## What you should do:
Return, from the data that follows, each line that holds the word "meta".

## Task inputs:

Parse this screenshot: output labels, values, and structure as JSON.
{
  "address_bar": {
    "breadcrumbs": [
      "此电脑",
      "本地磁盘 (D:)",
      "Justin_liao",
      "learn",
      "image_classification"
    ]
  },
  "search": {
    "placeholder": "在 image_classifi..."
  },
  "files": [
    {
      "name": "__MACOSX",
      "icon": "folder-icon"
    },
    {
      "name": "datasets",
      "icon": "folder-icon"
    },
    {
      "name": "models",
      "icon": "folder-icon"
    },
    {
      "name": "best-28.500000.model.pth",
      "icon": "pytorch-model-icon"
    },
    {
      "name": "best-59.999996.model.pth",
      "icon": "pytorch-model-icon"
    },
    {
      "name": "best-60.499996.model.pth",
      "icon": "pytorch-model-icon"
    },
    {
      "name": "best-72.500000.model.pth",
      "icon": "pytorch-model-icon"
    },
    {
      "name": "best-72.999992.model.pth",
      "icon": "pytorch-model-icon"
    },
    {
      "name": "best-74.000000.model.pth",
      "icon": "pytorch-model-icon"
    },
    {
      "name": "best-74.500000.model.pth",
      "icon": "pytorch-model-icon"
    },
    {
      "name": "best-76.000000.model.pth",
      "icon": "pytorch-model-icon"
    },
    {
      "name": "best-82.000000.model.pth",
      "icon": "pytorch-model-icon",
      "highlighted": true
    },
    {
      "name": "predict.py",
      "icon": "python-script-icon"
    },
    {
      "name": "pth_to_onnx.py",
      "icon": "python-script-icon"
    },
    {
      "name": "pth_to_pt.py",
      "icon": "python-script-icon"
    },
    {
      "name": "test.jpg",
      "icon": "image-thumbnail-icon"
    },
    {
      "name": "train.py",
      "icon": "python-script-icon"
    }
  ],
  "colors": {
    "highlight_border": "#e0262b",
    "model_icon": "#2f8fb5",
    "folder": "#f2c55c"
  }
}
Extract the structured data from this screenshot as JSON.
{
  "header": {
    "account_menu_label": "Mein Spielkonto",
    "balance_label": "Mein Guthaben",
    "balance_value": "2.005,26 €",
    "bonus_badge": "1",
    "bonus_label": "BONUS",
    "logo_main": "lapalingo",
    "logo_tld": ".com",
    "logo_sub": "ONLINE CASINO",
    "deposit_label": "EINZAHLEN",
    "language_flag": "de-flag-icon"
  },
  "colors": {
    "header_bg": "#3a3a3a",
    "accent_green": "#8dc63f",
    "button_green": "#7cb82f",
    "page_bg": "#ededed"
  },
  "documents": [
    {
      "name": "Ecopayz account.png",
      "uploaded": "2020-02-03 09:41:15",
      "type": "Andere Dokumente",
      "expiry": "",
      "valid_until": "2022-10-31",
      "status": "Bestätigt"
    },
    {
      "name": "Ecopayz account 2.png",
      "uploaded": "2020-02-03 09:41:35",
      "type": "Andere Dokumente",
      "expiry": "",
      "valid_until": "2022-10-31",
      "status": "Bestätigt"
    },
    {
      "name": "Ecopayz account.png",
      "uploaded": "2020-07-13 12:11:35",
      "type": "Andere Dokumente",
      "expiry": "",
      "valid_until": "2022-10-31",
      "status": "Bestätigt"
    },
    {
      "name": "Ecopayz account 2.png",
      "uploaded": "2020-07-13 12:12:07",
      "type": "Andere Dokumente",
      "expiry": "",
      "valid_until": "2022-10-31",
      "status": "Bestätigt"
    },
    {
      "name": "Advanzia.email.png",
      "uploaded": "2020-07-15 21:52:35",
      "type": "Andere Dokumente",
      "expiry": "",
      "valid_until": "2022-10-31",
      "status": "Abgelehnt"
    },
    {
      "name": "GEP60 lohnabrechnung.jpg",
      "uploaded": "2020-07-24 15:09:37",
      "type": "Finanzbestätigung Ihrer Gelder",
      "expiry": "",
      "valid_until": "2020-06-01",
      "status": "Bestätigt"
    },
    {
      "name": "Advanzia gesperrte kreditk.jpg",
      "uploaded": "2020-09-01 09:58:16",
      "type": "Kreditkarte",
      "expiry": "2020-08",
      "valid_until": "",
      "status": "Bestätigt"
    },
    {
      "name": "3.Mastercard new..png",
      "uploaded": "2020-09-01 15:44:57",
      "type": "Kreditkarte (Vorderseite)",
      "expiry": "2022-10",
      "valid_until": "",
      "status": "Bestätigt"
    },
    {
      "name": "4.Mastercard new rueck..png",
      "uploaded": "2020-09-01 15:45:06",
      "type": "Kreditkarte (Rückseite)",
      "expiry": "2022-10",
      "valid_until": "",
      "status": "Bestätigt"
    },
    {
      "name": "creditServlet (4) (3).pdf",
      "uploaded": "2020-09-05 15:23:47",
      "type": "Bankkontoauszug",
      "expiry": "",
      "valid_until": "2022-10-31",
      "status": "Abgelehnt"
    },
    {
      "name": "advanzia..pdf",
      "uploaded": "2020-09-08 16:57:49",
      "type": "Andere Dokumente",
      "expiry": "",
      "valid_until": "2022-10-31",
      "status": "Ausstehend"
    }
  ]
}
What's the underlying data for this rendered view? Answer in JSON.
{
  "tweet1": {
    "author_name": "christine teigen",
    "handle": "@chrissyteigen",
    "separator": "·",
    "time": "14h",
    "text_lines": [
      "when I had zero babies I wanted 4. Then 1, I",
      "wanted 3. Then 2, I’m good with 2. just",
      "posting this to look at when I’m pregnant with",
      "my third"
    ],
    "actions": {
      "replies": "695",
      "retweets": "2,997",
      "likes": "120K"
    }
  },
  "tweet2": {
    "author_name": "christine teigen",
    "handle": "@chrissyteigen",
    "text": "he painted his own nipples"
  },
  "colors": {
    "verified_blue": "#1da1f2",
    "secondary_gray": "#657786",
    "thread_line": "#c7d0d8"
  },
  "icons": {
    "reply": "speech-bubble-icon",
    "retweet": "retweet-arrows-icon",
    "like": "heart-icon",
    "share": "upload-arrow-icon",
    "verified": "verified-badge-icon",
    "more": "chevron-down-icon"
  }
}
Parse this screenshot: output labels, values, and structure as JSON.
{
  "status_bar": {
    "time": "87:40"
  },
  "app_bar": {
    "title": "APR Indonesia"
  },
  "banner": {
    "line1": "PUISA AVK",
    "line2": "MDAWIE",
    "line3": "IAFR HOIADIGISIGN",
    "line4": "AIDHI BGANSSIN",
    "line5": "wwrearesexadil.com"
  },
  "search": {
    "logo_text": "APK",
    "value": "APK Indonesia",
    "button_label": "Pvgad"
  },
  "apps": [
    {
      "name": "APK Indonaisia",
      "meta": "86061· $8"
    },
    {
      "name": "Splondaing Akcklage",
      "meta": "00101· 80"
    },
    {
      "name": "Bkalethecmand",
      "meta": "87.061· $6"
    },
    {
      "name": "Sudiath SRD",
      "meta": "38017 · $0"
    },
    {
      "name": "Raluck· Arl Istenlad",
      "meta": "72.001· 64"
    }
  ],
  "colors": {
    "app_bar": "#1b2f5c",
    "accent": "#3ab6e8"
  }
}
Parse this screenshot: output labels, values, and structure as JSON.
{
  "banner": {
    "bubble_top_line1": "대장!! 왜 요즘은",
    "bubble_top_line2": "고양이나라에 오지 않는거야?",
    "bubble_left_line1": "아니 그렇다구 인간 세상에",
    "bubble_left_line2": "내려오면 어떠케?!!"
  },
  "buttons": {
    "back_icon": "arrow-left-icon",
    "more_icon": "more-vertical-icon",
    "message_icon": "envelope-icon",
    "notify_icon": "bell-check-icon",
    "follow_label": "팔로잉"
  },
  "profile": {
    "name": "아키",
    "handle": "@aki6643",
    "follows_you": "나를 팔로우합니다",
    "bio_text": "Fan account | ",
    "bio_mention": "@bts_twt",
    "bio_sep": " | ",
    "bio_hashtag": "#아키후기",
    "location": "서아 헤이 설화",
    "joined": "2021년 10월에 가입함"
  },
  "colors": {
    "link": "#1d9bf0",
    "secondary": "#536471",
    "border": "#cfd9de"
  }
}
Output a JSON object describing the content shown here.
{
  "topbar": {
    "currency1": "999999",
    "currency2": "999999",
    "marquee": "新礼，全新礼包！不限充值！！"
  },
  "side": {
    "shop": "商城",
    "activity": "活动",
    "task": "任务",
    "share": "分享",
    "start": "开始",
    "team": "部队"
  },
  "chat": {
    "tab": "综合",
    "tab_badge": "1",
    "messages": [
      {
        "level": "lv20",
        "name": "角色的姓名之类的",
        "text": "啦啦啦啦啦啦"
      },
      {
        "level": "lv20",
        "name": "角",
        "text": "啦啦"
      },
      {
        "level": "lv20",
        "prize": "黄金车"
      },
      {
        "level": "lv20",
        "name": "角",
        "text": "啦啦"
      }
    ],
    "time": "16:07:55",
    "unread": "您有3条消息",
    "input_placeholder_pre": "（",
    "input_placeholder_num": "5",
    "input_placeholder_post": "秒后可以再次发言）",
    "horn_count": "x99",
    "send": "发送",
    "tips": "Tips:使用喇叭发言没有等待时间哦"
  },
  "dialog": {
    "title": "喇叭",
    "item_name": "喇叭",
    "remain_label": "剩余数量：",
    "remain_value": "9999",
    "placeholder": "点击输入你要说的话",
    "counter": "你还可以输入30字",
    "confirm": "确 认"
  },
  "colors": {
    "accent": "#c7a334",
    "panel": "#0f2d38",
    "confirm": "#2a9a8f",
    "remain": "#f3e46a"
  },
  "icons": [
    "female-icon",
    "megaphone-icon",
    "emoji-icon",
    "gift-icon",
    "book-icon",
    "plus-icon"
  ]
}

## Response below:
      "meta": "86061· $8"
      "meta": "00101· 80"
      "meta": "87.061· $6"
      "meta": "38017 · $0"
      "meta": "72.001· 64"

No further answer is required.